◆ Task instructions:
Which of the lines in the listing that follows hold "your"? Pull each one out.

◆ Provided entries:
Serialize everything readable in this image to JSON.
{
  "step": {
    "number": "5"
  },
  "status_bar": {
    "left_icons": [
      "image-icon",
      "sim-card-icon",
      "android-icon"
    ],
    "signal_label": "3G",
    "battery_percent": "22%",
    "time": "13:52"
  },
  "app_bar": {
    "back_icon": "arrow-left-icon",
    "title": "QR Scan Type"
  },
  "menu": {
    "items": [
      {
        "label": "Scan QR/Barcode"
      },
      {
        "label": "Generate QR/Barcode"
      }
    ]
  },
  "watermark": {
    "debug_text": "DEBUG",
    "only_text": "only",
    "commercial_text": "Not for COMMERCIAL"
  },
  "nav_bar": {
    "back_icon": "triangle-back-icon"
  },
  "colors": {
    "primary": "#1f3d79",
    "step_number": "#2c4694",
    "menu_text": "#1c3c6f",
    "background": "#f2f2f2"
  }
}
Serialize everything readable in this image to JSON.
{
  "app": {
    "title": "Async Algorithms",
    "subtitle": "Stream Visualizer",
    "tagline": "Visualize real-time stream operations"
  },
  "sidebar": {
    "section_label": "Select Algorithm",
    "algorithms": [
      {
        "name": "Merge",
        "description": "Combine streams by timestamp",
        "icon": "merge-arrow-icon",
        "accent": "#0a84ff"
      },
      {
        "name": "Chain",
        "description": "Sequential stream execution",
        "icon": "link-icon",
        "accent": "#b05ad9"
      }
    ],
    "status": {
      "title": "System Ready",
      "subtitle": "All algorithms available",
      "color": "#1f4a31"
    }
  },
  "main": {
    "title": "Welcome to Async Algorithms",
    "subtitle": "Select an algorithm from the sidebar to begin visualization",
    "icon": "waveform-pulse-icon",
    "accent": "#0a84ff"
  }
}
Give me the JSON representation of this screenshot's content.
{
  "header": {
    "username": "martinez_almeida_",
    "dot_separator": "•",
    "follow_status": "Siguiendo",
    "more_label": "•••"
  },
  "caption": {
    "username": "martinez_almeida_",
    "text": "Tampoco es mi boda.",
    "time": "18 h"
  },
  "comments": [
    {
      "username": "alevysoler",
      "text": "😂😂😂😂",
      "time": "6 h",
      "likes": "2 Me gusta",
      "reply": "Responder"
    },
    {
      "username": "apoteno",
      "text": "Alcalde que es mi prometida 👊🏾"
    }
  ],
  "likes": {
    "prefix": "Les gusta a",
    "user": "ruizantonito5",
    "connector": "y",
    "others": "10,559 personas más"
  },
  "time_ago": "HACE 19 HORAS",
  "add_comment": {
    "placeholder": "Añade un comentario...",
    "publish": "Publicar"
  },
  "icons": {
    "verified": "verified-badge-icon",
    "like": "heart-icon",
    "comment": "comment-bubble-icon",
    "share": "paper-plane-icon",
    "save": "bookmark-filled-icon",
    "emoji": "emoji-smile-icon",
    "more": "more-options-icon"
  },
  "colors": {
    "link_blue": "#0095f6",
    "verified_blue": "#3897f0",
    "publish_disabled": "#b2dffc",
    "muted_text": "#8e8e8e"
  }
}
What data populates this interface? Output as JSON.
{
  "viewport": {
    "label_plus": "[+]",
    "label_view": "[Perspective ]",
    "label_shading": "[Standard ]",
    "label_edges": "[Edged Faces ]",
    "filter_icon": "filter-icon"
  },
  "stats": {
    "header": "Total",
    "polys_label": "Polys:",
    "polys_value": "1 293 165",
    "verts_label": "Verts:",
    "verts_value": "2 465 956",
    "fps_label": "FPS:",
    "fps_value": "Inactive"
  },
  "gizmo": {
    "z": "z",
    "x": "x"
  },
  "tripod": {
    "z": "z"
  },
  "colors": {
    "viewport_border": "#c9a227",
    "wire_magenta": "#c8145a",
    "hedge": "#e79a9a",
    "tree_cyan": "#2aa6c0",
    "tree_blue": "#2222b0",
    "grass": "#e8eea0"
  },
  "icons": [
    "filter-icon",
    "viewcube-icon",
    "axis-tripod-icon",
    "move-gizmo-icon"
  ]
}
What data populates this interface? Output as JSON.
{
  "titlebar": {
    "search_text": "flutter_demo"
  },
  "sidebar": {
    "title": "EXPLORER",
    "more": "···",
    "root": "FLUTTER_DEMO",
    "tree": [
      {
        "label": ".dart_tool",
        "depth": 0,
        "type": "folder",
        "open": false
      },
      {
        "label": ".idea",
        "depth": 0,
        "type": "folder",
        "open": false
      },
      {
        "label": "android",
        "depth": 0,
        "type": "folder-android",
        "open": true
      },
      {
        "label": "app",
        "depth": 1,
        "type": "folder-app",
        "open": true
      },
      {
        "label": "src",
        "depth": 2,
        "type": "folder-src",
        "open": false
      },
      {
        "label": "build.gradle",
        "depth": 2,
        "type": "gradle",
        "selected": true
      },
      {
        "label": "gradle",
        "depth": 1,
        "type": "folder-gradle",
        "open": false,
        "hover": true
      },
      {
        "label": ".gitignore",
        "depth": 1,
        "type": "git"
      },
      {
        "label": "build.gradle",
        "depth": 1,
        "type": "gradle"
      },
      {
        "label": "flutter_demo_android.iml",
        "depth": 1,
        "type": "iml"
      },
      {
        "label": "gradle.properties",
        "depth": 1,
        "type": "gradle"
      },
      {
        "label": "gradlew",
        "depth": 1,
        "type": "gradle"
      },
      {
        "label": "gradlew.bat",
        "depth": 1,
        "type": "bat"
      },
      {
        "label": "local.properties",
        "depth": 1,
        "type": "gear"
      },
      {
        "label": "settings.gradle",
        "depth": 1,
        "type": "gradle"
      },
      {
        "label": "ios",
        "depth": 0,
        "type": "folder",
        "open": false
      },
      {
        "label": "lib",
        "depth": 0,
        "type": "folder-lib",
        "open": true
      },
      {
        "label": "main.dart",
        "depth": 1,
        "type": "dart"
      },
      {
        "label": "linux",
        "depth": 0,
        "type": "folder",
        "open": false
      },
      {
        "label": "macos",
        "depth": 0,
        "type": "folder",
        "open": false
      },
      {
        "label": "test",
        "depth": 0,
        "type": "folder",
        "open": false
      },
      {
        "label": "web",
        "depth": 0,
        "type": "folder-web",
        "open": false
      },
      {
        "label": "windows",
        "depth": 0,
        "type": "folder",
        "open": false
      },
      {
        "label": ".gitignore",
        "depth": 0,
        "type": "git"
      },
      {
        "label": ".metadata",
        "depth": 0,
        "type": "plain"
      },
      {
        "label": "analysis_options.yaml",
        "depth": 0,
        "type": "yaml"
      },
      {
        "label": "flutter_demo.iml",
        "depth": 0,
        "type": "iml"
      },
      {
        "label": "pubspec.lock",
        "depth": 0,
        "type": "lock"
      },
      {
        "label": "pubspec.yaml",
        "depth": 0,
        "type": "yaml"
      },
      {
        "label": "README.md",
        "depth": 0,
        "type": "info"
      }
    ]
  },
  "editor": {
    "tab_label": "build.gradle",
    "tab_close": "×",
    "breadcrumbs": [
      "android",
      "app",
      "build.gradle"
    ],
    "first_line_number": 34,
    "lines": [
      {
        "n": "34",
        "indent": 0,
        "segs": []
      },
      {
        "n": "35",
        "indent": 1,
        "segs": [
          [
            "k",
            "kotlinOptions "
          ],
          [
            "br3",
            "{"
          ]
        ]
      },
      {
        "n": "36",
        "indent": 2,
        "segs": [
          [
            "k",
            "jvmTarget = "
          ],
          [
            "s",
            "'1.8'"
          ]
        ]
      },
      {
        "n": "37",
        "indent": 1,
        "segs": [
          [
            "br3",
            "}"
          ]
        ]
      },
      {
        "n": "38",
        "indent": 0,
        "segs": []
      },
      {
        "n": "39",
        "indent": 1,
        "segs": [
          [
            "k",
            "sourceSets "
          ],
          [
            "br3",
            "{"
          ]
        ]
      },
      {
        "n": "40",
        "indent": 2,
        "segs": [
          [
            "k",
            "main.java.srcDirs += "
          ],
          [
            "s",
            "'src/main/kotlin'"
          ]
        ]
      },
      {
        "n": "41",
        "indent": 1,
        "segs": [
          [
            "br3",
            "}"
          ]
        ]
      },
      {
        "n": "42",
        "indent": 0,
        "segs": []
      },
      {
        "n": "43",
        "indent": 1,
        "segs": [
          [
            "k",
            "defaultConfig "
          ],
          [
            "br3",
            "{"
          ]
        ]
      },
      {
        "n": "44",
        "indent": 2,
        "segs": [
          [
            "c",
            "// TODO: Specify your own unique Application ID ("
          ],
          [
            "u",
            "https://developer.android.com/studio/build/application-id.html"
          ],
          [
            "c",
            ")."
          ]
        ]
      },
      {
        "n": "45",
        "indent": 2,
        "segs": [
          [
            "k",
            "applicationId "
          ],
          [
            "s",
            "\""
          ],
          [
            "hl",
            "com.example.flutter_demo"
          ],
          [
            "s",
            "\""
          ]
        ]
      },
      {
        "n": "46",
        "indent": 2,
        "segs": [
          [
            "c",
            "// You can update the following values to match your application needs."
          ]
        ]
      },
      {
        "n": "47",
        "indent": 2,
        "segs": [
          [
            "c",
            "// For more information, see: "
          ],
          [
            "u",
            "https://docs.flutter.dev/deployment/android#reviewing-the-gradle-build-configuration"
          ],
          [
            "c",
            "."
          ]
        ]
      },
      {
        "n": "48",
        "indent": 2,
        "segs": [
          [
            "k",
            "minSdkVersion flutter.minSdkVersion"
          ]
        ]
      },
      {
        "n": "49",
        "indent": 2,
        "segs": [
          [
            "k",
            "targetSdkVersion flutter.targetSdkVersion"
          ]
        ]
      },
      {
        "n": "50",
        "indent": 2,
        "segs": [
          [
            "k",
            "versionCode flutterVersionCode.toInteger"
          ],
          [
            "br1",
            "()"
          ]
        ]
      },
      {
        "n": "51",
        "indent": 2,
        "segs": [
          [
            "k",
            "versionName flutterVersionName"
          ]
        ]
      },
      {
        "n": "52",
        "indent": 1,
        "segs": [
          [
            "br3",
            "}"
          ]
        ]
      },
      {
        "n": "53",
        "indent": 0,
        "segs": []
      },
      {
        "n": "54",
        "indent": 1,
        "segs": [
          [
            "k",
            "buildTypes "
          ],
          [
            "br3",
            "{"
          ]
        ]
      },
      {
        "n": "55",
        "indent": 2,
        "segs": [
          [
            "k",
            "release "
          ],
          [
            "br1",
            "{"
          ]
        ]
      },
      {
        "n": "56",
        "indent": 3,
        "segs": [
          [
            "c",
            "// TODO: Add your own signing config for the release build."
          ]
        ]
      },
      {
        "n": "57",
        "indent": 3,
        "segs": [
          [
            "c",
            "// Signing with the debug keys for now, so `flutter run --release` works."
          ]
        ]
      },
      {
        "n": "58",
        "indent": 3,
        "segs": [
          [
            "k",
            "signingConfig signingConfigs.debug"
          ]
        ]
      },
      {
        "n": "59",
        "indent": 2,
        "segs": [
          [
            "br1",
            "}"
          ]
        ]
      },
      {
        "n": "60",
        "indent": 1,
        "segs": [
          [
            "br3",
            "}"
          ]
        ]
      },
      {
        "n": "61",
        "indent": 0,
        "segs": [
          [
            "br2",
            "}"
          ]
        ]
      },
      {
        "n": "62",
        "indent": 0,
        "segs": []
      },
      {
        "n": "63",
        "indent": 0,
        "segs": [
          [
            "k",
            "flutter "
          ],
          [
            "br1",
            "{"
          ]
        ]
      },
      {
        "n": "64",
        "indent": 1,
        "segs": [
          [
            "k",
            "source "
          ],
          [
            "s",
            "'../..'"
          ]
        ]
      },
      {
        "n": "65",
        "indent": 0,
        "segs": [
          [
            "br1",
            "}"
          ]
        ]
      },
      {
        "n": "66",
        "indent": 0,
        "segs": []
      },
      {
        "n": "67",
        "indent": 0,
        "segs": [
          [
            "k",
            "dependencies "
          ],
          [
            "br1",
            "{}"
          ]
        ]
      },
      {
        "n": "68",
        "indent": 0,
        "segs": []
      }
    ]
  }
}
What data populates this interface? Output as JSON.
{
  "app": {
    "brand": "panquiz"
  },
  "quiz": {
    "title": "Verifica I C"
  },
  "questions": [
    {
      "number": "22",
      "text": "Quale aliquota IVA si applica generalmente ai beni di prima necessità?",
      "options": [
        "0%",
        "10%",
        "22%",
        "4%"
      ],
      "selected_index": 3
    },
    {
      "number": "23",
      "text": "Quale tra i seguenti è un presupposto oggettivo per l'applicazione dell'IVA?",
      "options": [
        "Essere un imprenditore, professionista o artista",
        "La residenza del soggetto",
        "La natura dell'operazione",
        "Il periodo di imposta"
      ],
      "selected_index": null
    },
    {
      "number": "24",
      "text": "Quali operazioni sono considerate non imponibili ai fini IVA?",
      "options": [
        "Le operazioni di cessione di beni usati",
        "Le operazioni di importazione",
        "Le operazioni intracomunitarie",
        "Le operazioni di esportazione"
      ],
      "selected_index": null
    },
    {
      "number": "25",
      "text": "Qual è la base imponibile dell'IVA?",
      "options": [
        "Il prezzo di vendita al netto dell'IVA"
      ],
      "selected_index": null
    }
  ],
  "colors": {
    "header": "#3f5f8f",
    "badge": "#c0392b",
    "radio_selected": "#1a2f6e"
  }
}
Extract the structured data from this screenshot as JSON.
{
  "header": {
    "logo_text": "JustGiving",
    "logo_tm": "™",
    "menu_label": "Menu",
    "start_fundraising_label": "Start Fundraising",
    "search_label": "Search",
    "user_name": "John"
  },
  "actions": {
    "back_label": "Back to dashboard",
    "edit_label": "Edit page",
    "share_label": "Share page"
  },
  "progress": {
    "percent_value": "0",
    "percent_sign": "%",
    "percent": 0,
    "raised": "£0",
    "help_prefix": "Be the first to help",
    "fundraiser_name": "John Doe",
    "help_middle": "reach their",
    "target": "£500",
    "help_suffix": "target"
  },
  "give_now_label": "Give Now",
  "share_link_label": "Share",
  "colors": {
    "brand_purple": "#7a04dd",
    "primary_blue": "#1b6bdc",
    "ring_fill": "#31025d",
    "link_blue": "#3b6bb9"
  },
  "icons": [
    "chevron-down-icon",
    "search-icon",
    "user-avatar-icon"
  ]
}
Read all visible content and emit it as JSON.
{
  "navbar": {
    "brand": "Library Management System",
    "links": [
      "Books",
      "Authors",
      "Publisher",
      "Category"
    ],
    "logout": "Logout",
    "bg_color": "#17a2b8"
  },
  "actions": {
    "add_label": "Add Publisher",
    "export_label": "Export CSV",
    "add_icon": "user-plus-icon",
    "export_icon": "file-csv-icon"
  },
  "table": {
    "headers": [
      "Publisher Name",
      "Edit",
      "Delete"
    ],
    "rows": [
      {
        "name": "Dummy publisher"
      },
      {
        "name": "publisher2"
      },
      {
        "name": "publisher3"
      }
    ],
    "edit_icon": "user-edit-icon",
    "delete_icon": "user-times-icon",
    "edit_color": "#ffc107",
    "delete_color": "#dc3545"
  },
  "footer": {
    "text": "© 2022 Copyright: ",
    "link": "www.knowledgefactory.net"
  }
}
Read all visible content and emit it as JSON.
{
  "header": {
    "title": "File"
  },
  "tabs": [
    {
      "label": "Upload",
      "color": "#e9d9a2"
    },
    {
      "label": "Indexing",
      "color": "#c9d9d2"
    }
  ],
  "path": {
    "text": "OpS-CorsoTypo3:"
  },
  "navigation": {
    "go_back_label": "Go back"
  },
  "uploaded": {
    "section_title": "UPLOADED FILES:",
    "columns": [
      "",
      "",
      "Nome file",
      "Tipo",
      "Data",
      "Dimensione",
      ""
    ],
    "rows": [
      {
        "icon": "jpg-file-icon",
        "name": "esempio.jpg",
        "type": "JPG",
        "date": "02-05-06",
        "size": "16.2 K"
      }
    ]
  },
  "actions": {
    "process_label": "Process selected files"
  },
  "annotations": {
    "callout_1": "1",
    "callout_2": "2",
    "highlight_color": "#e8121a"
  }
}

◆ Response:
            "// TODO: Specify your own unique Application ID ("
            "// You can update the following values to match your application needs."
            "// TODO: Add your own signing config for the release build."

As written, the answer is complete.